Patients with multiple injuries from a single accident are eligible for a combined total of 10 visits to treat two or more injuries diagnosed as 1st or 2nd degree strains or sprains, and a grade 1 whiplash injury. A maximum of 21 visits is available to treat one or more 3rd degree strains or sprains and a grade 2 whiplash injury.
How Long Can I Receive Treatments Under Section B Protocols?
Coverage for treatment under Section B protocols expires in 90 days from the date of the accident. A patient or health care practitioner cannot submit an insurance claim for treatment protocols until the patient has completed the prescribed claim form for the injury. This form must be sent to the insurer no later than 10 business days after the accident.
An insurance provider must respond with a decision within 5 business days of receiving a completed prescribed claim form. The decision must either approve or refuse the claim.
A claim for treatment protocols can only be denied for the following reasons:
- The person who was injured does not meet the definition of “patient”.
- The insurer is not liable to pay due to an exclusion set out in Subsection 3 – Special Provisions, Definitions and Exclusions of this Section of the Section B benefits.
- There is no existing contract that applies to the person who was injured.
- The injury was not caused by an accident involving the use or operation of an automobile.
If an insurer does not send a decision notice back to the applicant within the time limits set out in the Insurance Act, then the claim is considered approved. However, even if an insurer approves a claim for treatment protocols, they may later refuse the claim by sending a written notice to the patient and each person that the patient is authorized to visit for treatment.
What if I Haven’t Recovered After Receiving Treatment Under the Protocols?
Suppose you have completed your pre-set treatments and have not recovered from your injury. In that case, you may be eligible for Section B benefits to cover additional treatments. An injury management consultant must reassess your injuries and provide a referral to explain why further treatments are still medically necessary.
All medical treatments and associated services deemed necessary by the injured person’s physician should be covered under Section B. You can also seek reimbursement for prescription and non-prescription medication used to treat or manage injuries and related pain caused by the car accident.

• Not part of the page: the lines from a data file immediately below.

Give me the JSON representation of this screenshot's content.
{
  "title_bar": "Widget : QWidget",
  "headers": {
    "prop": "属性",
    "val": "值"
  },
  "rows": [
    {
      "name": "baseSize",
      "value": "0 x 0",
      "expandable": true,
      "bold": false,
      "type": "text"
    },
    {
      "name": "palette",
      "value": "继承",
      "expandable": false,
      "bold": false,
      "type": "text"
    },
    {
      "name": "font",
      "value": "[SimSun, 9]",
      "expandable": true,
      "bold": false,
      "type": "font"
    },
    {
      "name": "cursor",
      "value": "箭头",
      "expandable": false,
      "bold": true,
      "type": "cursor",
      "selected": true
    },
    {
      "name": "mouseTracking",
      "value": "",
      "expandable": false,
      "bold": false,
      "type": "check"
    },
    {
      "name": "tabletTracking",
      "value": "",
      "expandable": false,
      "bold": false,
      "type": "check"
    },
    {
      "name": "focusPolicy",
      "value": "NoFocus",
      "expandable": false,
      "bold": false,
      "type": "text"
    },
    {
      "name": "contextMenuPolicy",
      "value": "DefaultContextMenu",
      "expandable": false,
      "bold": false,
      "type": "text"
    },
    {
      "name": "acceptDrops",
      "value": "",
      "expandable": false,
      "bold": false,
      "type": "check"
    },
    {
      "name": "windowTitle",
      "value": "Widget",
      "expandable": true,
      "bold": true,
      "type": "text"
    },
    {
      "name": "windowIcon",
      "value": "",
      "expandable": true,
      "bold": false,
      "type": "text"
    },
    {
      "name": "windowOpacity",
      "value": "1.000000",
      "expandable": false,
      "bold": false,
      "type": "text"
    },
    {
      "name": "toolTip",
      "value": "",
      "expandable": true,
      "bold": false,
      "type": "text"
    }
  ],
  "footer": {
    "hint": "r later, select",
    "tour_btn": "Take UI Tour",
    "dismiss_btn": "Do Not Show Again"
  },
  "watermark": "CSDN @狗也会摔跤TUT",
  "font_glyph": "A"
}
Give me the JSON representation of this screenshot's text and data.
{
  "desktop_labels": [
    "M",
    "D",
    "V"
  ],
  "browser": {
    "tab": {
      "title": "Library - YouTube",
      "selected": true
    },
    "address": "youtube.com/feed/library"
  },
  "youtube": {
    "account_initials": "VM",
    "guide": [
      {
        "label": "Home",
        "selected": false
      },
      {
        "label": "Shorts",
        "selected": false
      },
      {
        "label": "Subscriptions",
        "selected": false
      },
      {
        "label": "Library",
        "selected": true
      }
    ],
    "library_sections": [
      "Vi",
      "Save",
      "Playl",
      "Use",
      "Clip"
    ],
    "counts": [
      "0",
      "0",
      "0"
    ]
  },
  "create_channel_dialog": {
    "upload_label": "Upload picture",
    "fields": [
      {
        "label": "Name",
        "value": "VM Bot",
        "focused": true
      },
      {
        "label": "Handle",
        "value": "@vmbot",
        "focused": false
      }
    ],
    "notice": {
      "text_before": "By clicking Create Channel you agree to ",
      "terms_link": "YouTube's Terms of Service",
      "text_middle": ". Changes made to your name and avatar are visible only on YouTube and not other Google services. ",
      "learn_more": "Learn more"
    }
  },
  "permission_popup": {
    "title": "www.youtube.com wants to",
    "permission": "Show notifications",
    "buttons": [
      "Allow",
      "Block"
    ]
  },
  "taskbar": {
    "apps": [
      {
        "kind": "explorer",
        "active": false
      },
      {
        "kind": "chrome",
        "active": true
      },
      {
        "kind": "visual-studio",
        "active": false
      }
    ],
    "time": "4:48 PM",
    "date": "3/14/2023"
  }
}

Medical Expenses Covered by Section B:
- Ambulance services
- Surgical treatment
- Chiropractic treatment
- Dental reconstruction
- Hospital fees
- Psychological counselling
- Physical therapy
- Occupational therapy
- Message therapy
- Nursing care
- Funeral expenses
- Death benefits
- Medical equipment
If you chose to proceed with treatment protocols, coverage under Section B will only kick in after your initial treatment coverage has been exhausted. Your medical expenses under Section B will be covered up to $50,000 or four years after the accident, whichever comes first. If someone else is responsible for causing the car accident, you can file a claim with their insurance provider to pay for medical expenses beyond the Accidents Benefits coverage in your auto insurance policy.
Contact Valent Legal to Learn More About Section B Coverage Protocols
While Section B protocols are meant to accelerate medical treatment for minor injuries, you need to properly assess the full extent of your losses. If your injuries leave you unable to work or perform daily activities, you should seek legal advice to determine the car insurance personal injury benefits you qualify for.
If you have questions about your claim or believe an insurer has wrongfully denied a claim, contact Valent Legal for a free, no-obligation case evaluation. We will review the circumstances of your accident and injury, and advise you on your legal rights and options to recover the compensation and medical treatment you are legally entitled to.